Anthony-Paul would like to extend warm thanks to his parents, Wayne and Diane Cooper, and grandparents, Jack and Norma Holland, for their support and words of advice over the past few years spent exploring Digital Theology and investigating the applications of social media data to research questions within this emerging field.

Erkki and Anthony-Paul would also like to extend thanks to their various research partners and co-authors for the inspiration and assistance they have provided during that time – David Goodhew, Peter Phillips, Lorenzo Cantoni, Esko Kähkönen, Reijo E. Heinonen, Emmanuel Awuni Kolog, Joshua Mann, Ilkka Jormanainen, Tomi ‘bgt’ Suovuo, Samuli Laato, Eeva Nygren, Suvi Nenonen, Nicholas Pope, David Tjiharuka, Annastasia Shipepe, Jonas Kurlberg, Kauna Mufeti, and the late Timo Honkela. They are also very grateful to Tuuli Bell for the illustrations which she provided for this book.

Both authors are indebted to Professor Emeritus Jorma Tarhio for his insightful review and suggestions on the manuscript, and Dr Mikko Apiola for his comments.


The Covid pandemic which began in early 2020 has changed our view of the world in many ways. It is a reminder of our vulnerability in the face of the natural world and a time of deep sadness for many people. But it also accelerated a change in the way that churches interact with the digital environment.

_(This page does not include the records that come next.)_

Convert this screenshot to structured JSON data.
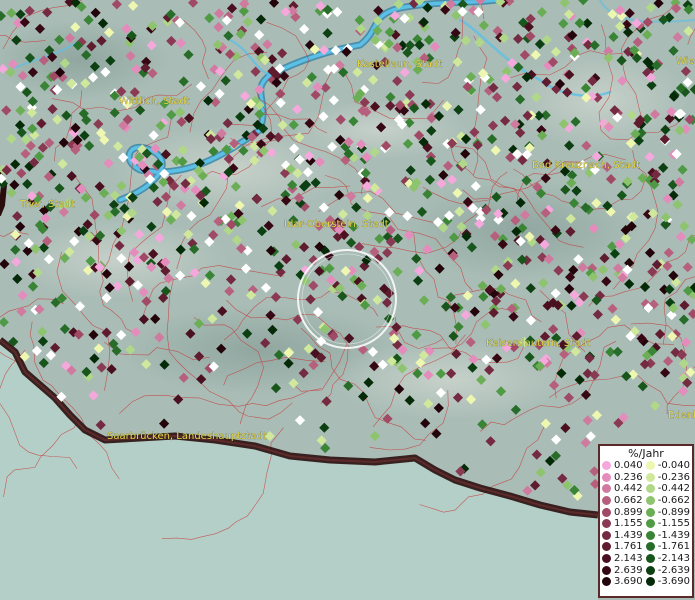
{
  "cities": [
    {
      "id": "kastellaun",
      "label": "Kastellaun, Stadt"
    },
    {
      "id": "wittlich",
      "label": "Wittlich, Stadt"
    },
    {
      "id": "wies",
      "label": "Wies"
    },
    {
      "id": "bad-kreuznach",
      "label": "Bad Kreuznach, Stadt"
    },
    {
      "id": "trier",
      "label": "Trier, Stadt"
    },
    {
      "id": "idar-oberstein",
      "label": "Idar-Oberstein, Stadt"
    },
    {
      "id": "kaiserslautern",
      "label": "Kaiserslautern, Stadt"
    },
    {
      "id": "edenk",
      "label": "Edenk"
    },
    {
      "id": "saarbruecken",
      "label": "Saarbrücken, Landeshauptstadt"
    }
  ],
  "legend": {
    "title": "%/Jahr",
    "positive": [
      {
        "label": "0.040",
        "color": "#f4a8dc"
      },
      {
        "label": "0.236",
        "color": "#e48cbc"
      },
      {
        "label": "0.442",
        "color": "#cf7a9e"
      },
      {
        "label": "0.662",
        "color": "#b7607e"
      },
      {
        "label": "0.899",
        "color": "#a04a66"
      },
      {
        "label": "1.155",
        "color": "#8a3a52"
      },
      {
        "label": "1.439",
        "color": "#742a40"
      },
      {
        "label": "1.761",
        "color": "#5e1c2e"
      },
      {
        "label": "2.143",
        "color": "#4a1020"
      },
      {
        "label": "2.639",
        "color": "#360814"
      },
      {
        "label": "3.690",
        "color": "#22040a"
      }
    ],
    "negative": [
      {
        "label": "-0.040",
        "color": "#eef7b0"
      },
      {
        "label": "-0.236",
        "color": "#cfe89c"
      },
      {
        "label": "-0.442",
        "color": "#b0d888"
      },
      {
        "label": "-0.662",
        "color": "#8ec46e"
      },
      {
        "label": "-0.899",
        "color": "#6cae56"
      },
      {
        "label": "-1.155",
        "color": "#4f9a44"
      },
      {
        "label": "-1.439",
        "color": "#3a8436"
      },
      {
        "label": "-1.761",
        "color": "#276c28"
      },
      {
        "label": "-2.143",
        "color": "#18561c"
      },
      {
        "label": "-2.639",
        "color": "#0c4012"
      },
      {
        "label": "-3.690",
        "color": "#052a08"
      }
    ]
  },
  "colors": {
    "terrain": "#a9bcb6",
    "water": "#4aa8d0",
    "boundaries": "#c83030",
    "border_line": "#2a0e0e",
    "outside_area": "#b4cfc8"
  }
}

Broadcasting of services on the web became the norm rather than the preserve of mega churches. Small groups no longer met over tea and biscuits in the living room of a house but over Zoom and the constant refrain of ‘you are on mute’. Pastoral conversations were offered by church leaders on digital platforms and the guardians of faith and order had to consider whether communion could be done online.

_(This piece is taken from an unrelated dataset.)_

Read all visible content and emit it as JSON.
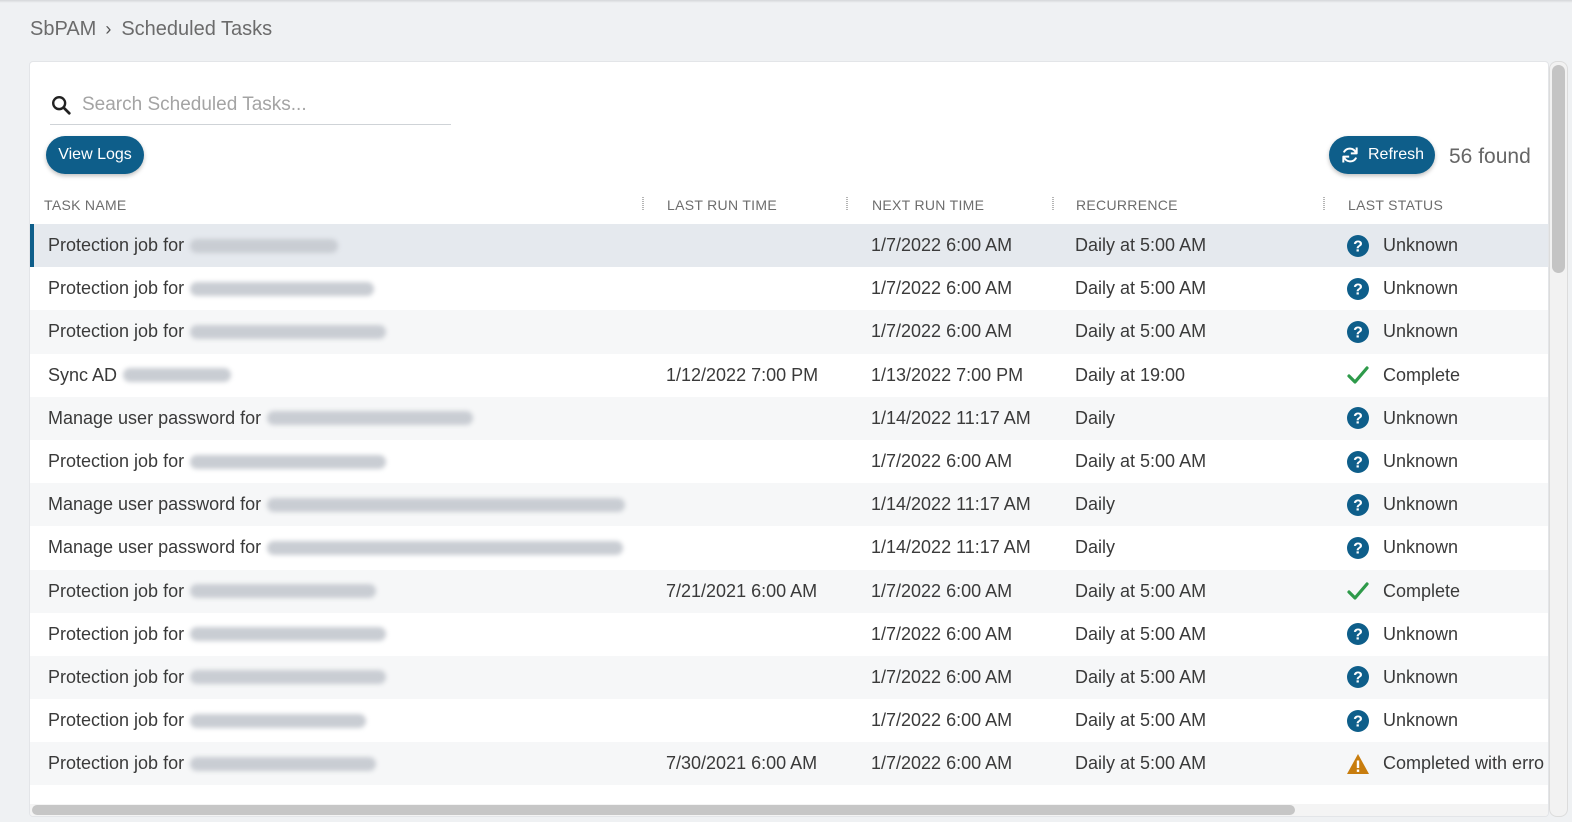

These questions of mission, liturgy, community and discipleship have been talked about for over a couple of decades by digital enthusiasts and by those who have been excluded from church life on grounds of accessibility. But for many in the church these questions were not seen to be central to our understanding of the mission of God in the world. Many were quick to skim the surface using the technology of the web to advertise the church coffee morning or to provide cheap broadcast videos to support various ministries. Few people took seriously the complex texture and potential of this digital space and what we could learn about human nature and agency. Only a small number of prophetic voices engaged with the theological questions of what we could say about God in all of this – where we could see in the Athens of the digital environment the presence of the ‘unknown God’ and ‘that the God who made the world and everything in it is the Lord of heaven and earth and does not live in temples built by human hands’ (Acts 17:23–24).

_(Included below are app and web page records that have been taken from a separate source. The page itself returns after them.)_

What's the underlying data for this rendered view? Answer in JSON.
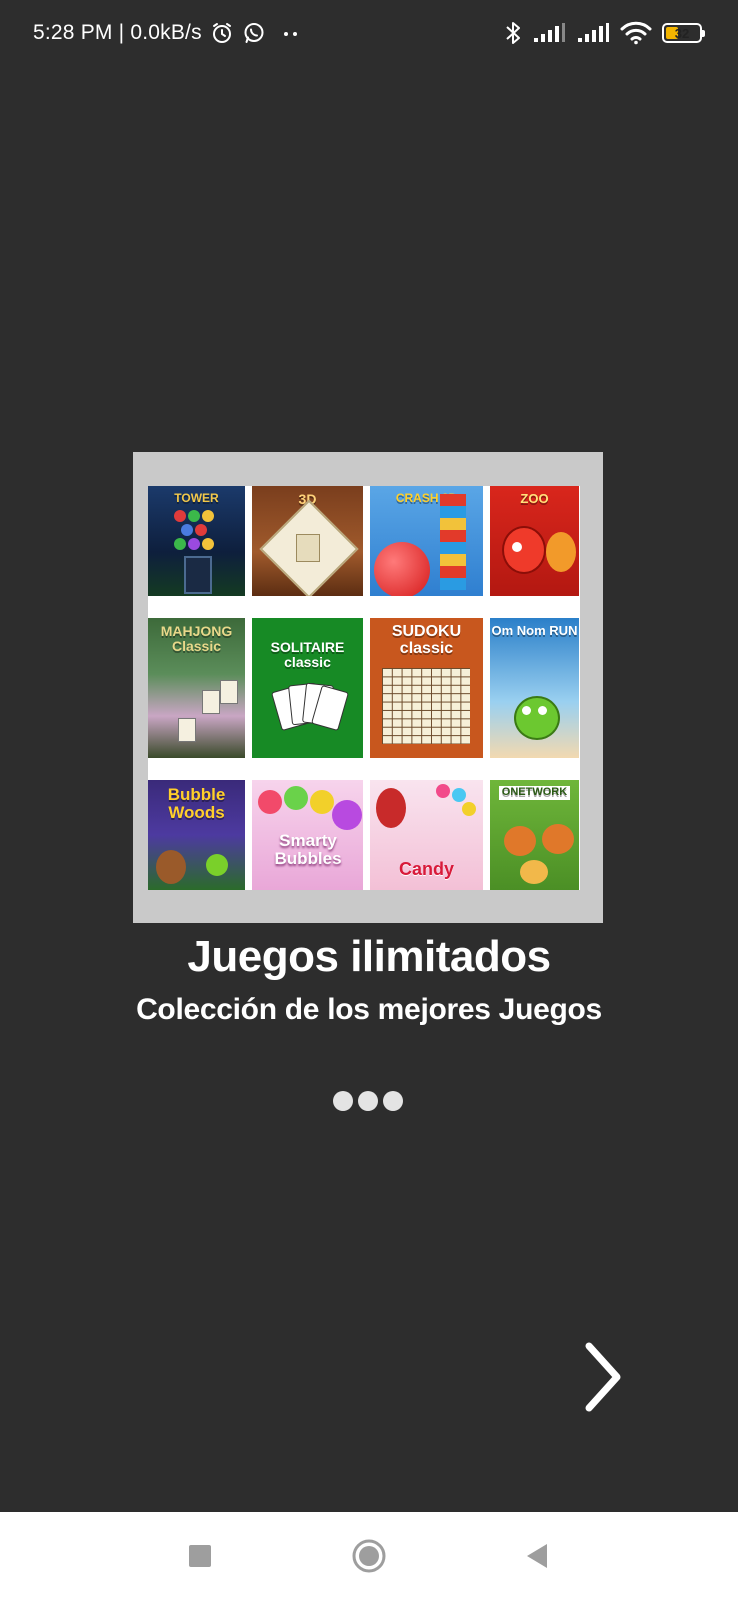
{
  "status_bar": {
    "time": "5:28 PM | 0.0kB/s",
    "battery": "32",
    "colors": {
      "battery_fill": "#f2b400"
    },
    "icons": [
      "alarm-icon",
      "whatsapp-icon",
      "more-dots-icon",
      "bluetooth-icon",
      "signal-icon",
      "signal-icon",
      "wifi-icon",
      "battery-icon"
    ]
  },
  "preview": {
    "tiles": [
      {
        "label": "TOWER"
      },
      {
        "label": "3D"
      },
      {
        "label": "CRASH 3D"
      },
      {
        "label": "ZOO"
      },
      {
        "label": "MAHJONG Classic"
      },
      {
        "label": "SOLITAIRE classic"
      },
      {
        "label": "SUDOKU classic"
      },
      {
        "label": "Om Nom RUN"
      },
      {
        "label": "Bubble Woods"
      },
      {
        "label": "Smarty Bubbles"
      },
      {
        "label": "Candy"
      },
      {
        "label": "ONETWORK"
      }
    ]
  },
  "main": {
    "title": "Juegos ilimitados",
    "subtitle": "Colección de los mejores Juegos"
  },
  "pager": {
    "count": 3,
    "active": 0
  },
  "controls": {
    "next_icon": "chevron-right-icon"
  },
  "nav_bar": {
    "buttons": [
      "recents-button",
      "home-button",
      "back-button"
    ]
  }
}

This would have been a prophetic book even if the pandemic had not happened. With the pandemic and the lessons we need to learn from it, the book has urgency and even more importance. Its authors take us through the emerging field of digital theology with passion and expertise. Indeed any emerging field needs this type of book to inform, guide, critique and point forward. They combine academic rigour with accessibility. But this is far from just an interesting read. It is an exciting manifesto for the digital theologian, the digital congregation and the Christian who wants to live the Lordship of Christ in everyday life which is now so digital.

It is essential that Christians, church leaders and church structures do not sleep walk or be catapulted into a very different world without identifying that God is already present and at work. However, we have got into it, the gift of the digital environment can and should be used for the glory of God.

David Wilkinson

St John's College, Durham University

June, 2021.